____ Material for the task

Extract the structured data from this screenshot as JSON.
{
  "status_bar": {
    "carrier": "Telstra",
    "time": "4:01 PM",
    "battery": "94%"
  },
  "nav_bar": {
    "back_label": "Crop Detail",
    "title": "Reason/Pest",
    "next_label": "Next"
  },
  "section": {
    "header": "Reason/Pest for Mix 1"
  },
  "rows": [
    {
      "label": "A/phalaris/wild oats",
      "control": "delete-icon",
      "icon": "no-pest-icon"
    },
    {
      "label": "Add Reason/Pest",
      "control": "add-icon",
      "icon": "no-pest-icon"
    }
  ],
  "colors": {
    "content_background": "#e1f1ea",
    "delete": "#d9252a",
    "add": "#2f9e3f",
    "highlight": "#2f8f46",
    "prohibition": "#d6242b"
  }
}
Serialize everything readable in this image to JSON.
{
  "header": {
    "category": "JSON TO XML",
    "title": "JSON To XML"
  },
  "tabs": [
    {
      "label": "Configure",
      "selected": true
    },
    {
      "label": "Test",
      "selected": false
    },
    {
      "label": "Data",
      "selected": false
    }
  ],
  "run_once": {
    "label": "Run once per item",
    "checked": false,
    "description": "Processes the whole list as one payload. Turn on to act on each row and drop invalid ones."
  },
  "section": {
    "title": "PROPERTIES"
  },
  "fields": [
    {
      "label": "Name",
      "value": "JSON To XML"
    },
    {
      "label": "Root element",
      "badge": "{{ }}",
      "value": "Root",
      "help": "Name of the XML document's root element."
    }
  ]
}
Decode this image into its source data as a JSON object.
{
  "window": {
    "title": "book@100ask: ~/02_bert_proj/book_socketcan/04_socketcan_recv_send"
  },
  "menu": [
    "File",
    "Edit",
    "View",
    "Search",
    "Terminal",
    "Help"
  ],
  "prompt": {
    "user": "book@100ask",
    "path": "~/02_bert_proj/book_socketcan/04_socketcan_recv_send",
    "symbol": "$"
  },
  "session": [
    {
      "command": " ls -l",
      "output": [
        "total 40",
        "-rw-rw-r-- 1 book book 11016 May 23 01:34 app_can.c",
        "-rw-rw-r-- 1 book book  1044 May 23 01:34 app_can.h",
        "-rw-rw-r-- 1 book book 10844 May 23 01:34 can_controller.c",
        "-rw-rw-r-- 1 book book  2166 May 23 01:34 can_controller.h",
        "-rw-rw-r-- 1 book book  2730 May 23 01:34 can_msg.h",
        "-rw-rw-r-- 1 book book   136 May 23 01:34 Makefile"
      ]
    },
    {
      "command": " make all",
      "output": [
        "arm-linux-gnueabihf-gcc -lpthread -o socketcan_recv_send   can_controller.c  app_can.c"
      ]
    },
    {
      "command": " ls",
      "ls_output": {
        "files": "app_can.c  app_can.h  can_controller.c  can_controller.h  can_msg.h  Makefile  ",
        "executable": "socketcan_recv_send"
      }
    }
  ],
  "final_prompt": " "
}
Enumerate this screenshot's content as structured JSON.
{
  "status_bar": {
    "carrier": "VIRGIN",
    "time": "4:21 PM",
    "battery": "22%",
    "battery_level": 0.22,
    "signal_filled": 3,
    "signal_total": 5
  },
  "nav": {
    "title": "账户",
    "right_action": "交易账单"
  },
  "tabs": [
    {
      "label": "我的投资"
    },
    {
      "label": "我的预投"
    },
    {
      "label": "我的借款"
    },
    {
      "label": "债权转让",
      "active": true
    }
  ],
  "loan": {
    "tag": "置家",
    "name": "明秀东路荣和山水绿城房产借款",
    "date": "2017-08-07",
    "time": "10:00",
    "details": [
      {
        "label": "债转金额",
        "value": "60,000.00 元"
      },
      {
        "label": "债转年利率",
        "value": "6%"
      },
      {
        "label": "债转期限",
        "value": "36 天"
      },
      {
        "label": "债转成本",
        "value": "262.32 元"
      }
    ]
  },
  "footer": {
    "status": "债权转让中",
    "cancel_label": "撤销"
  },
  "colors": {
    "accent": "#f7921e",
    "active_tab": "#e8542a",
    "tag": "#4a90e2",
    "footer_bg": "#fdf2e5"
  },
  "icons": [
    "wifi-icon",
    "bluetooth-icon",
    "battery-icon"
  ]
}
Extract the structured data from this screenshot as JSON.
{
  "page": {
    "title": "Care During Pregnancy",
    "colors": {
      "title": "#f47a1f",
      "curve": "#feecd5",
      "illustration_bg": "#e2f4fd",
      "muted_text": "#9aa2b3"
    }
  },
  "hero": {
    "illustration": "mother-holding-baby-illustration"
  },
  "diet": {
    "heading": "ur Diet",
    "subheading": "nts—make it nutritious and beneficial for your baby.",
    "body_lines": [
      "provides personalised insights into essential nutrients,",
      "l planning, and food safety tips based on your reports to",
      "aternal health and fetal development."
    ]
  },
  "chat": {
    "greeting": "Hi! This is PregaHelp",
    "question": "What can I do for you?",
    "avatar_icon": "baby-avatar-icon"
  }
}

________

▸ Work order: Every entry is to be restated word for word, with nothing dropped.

▸ Completed exercise:
Extract the structured data from this screenshot as JSON.
{
  "status_bar": {
    "carrier": "Telstra",
    "time": "4:01 PM",
    "battery": "94%"
  },
  "nav_bar": {
    "back_label": "Crop Detail",
    "title": "Reason/Pest",
    "next_label": "Next"
  },
  "section": {
    "header": "Reason/Pest for Mix 1"
  },
  "rows": [
    {
      "label": "A/phalaris/wild oats",
      "control": "delete-icon",
      "icon": "no-pest-icon"
    },
    {
      "label": "Add Reason/Pest",
      "control": "add-icon",
      "icon": "no-pest-icon"
    }
  ],
  "colors": {
    "content_background": "#e1f1ea",
    "delete": "#d9252a",
    "add": "#2f9e3f",
    "highlight": "#2f8f46",
    "prohibition": "#d6242b"
  }
}
Serialize everything readable in this image to JSON.
{
  "header": {
    "category": "JSON TO XML",
    "title": "JSON To XML"
  },
  "tabs": [
    {
      "label": "Configure",
      "selected": true
    },
    {
      "label": "Test",
      "selected": false
    },
    {
      "label": "Data",
      "selected": false
    }
  ],
  "run_once": {
    "label": "Run once per item",
    "checked": false,
    "description": "Processes the whole list as one payload. Turn on to act on each row and drop invalid ones."
  },
  "section": {
    "title": "PROPERTIES"
  },
  "fields": [
    {
      "label": "Name",
      "value": "JSON To XML"
    },
    {
      "label": "Root element",
      "badge": "{{ }}",
      "value": "Root",
      "help": "Name of the XML document's root element."
    }
  ]
}
Decode this image into its source data as a JSON object.
{
  "window": {
    "title": "book@100ask: ~/02_bert_proj/book_socketcan/04_socketcan_recv_send"
  },
  "menu": [
    "File",
    "Edit",
    "View",
    "Search",
    "Terminal",
    "Help"
  ],
  "prompt": {
    "user": "book@100ask",
    "path": "~/02_bert_proj/book_socketcan/04_socketcan_recv_send",
    "symbol": "$"
  },
  "session": [
    {
      "command": " ls -l",
      "output": [
        "total 40",
        "-rw-rw-r-- 1 book book 11016 May 23 01:34 app_can.c",
        "-rw-rw-r-- 1 book book  1044 May 23 01:34 app_can.h",
        "-rw-rw-r-- 1 book book 10844 May 23 01:34 can_controller.c",
        "-rw-rw-r-- 1 book book  2166 May 23 01:34 can_controller.h",
        "-rw-rw-r-- 1 book book  2730 May 23 01:34 can_msg.h",
        "-rw-rw-r-- 1 book book   136 May 23 01:34 Makefile"
      ]
    },
    {
      "command": " make all",
      "output": [
        "arm-linux-gnueabihf-gcc -lpthread -o socketcan_recv_send   can_controller.c  app_can.c"
      ]
    },
    {
      "command": " ls",
      "ls_output": {
        "files": "app_can.c  app_can.h  can_controller.c  can_controller.h  can_msg.h  Makefile  ",
        "executable": "socketcan_recv_send"
      }
    }
  ],
  "final_prompt": " "
}
Enumerate this screenshot's content as structured JSON.
{
  "status_bar": {
    "carrier": "VIRGIN",
    "time": "4:21 PM",
    "battery": "22%",
    "battery_level": 0.22,
    "signal_filled": 3,
    "signal_total": 5
  },
  "nav": {
    "title": "账户",
    "right_action": "交易账单"
  },
  "tabs": [
    {
      "label": "我的投资"
    },
    {
      "label": "我的预投"
    },
    {
      "label": "我的借款"
    },
    {
      "label": "债权转让",
      "active": true
    }
  ],
  "loan": {
    "tag": "置家",
    "name": "明秀东路荣和山水绿城房产借款",
    "date": "2017-08-07",
    "time": "10:00",
    "details": [
      {
        "label": "债转金额",
        "value": "60,000.00 元"
      },
      {
        "label": "债转年利率",
        "value": "6%"
      },
      {
        "label": "债转期限",
        "value": "36 天"
      },
      {
        "label": "债转成本",
        "value": "262.32 元"
      }
    ]
  },
  "footer": {
    "status": "债权转让中",
    "cancel_label": "撤销"
  },
  "colors": {
    "accent": "#f7921e",
    "active_tab": "#e8542a",
    "tag": "#4a90e2",
    "footer_bg": "#fdf2e5"
  },
  "icons": [
    "wifi-icon",
    "bluetooth-icon",
    "battery-icon"
  ]
}
Extract the structured data from this screenshot as JSON.
{
  "page": {
    "title": "Care During Pregnancy",
    "colors": {
      "title": "#f47a1f",
      "curve": "#feecd5",
      "illustration_bg": "#e2f4fd",
      "muted_text": "#9aa2b3"
    }
  },
  "hero": {
    "illustration": "mother-holding-baby-illustration"
  },
  "diet": {
    "heading": "ur Diet",
    "subheading": "nts—make it nutritious and beneficial for your baby.",
    "body_lines": [
      "provides personalised insights into essential nutrients,",
      "l planning, and food safety tips based on your reports to",
      "aternal health and fetal development."
    ]
  },
  "chat": {
    "greeting": "Hi! This is PregaHelp",
    "question": "What can I do for you?",
    "avatar_icon": "baby-avatar-icon"
  }
}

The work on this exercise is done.